After the first play of this album, I sat down and had a hard think about which of those songs I'd want to play again first. The only one that stuck in the head most was 'Give Me All Your Luvin', whose cheerleader chants and thrumming rhythm are kind of excruciating, but at least catchy. Minaj and MIA are as effortlessly awesome as they can both be when limited to just a few lines. Say what you like about Maya, but she sounds a deal more plausible that Madonna herself on a line like "I'm gon say this once, hey I don't give a shit" but then that's perhaps just the freedom that their different career stages give as evinced by Madge's embarrassingly prostrate apology for the Super Bowl Finger (although more than likely they all had a good laugh about it behind closed doors). Oddly, for a single so tame, Madonna seems to see it as a challenge "Every record sounds the same, you've got to step into my world"? We're already in your bloody world! It was kind of your responsibility to step out of it and make a record that didn't sound the same, so don't bloody badger us about it.

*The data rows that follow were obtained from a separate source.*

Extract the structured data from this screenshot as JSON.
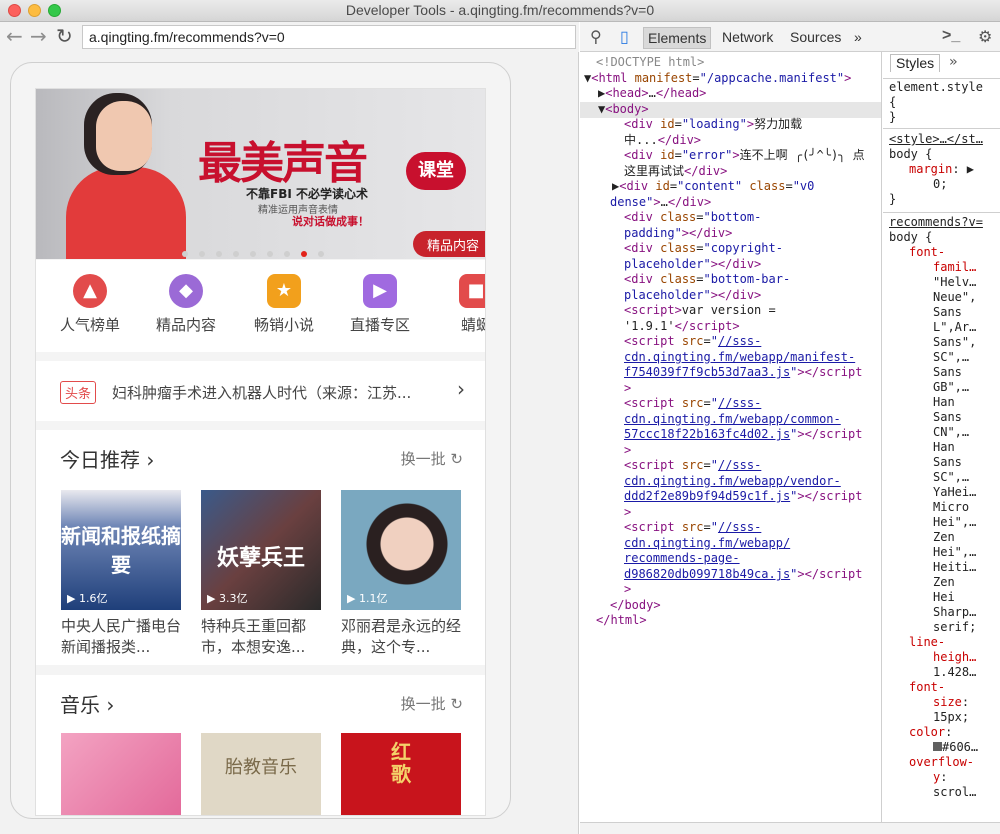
{
  "window": {
    "title": "Developer Tools - a.qingting.fm/recommends?v=0"
  },
  "browser": {
    "url": "a.qingting.fm/recommends?v=0"
  },
  "app": {
    "banner": {
      "title": "最美声音",
      "title_tag": "课堂",
      "subtitle": "不靠FBI 不必学读心术",
      "line2": "精准运用声音表情",
      "line3": "说对话做成事！",
      "badge": "精品内容"
    },
    "categories": [
      {
        "label": "人气榜单",
        "icon": "fire-icon",
        "color": "#e24b4b"
      },
      {
        "label": "精品内容",
        "icon": "diamond-icon",
        "color": "#9b6ad6"
      },
      {
        "label": "畅销小说",
        "icon": "star-book-icon",
        "color": "#f2a01c"
      },
      {
        "label": "直播专区",
        "icon": "video-icon",
        "color": "#a06ae0"
      },
      {
        "label": "蜻蜓",
        "icon": "store-icon",
        "color": "#e24b4b"
      }
    ],
    "news": {
      "tag": "头条",
      "text": "妇科肿瘤手术进入机器人时代（来源：江苏..."
    },
    "today": {
      "title": "今日推荐",
      "refresh": "换一批",
      "cards": [
        {
          "thumb_text": "新闻和报纸摘要",
          "count": "1.6亿",
          "title": "中央人民广播电台新闻播报类...",
          "color": "#1f3f7a"
        },
        {
          "thumb_text": "妖孽兵王",
          "count": "3.3亿",
          "title": "特种兵王重回都市，本想安逸...",
          "color": "#4a3030"
        },
        {
          "thumb_text": "",
          "count": "1.1亿",
          "title": "邓丽君是永远的经典，这个专...",
          "color": "#5a88a0"
        }
      ]
    },
    "music": {
      "title": "音乐",
      "refresh": "换一批",
      "cards": [
        {
          "thumb_text": "",
          "color": "#e87aa4"
        },
        {
          "thumb_text": "胎教音乐",
          "color": "#d8d0bf"
        },
        {
          "thumb_text": "红歌",
          "color": "#c8141c"
        }
      ]
    }
  },
  "devtools": {
    "tabs": [
      "Elements",
      "Network",
      "Sources"
    ],
    "more": "»",
    "styles_tab": "Styles",
    "elements_lines": [
      {
        "indent": 0,
        "html": "<span class=\"cmt\">&lt;!DOCTYPE html&gt;</span>"
      }
    ],
    "styles_lines": []
  }
}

This is perhaps what grates most, the winky-winky see-what-I-did-there way she still assumes she's shocking and challenging us and the constant, self-satisfied nods to her own past, like Nicki Minaj's "you can be my boy toy" to her own "you can be my lucky star" on 'Give Me All Your Luvin'. The album opens with a spoken-word stab at her most fruitful bugbear, religion, ("Oh my God, I am heartily sorry for having offended thee and I detest all my sins, for I dread the loss of heaven and the pain of hell, but most of all because I love thee, and I want so badly to be good") picked up again on 'I'm A Sinner''s reworking of 'Ray Of Light'/'Beautiful Stranger', but where 'Like A Prayer' felt like a genuine engagement with her troublesome faith, this just feels like Priests-And-Prostitutes party button pushing,
For someone who's already picked up and referenced the media's obsession with her ability to remake and remodel herself in the name of her 2004 Reinvention World Tour, Madonna's kind of made her bed to lie in; coasting isn't enough. She's already had a very recent victory lap in the form of 2009's Celebration, her third best-of. This, her first album since departing Warners after 25 years, should have been one that was pushing forwards, or even better, sideways. Sadly, it very much MDNain't.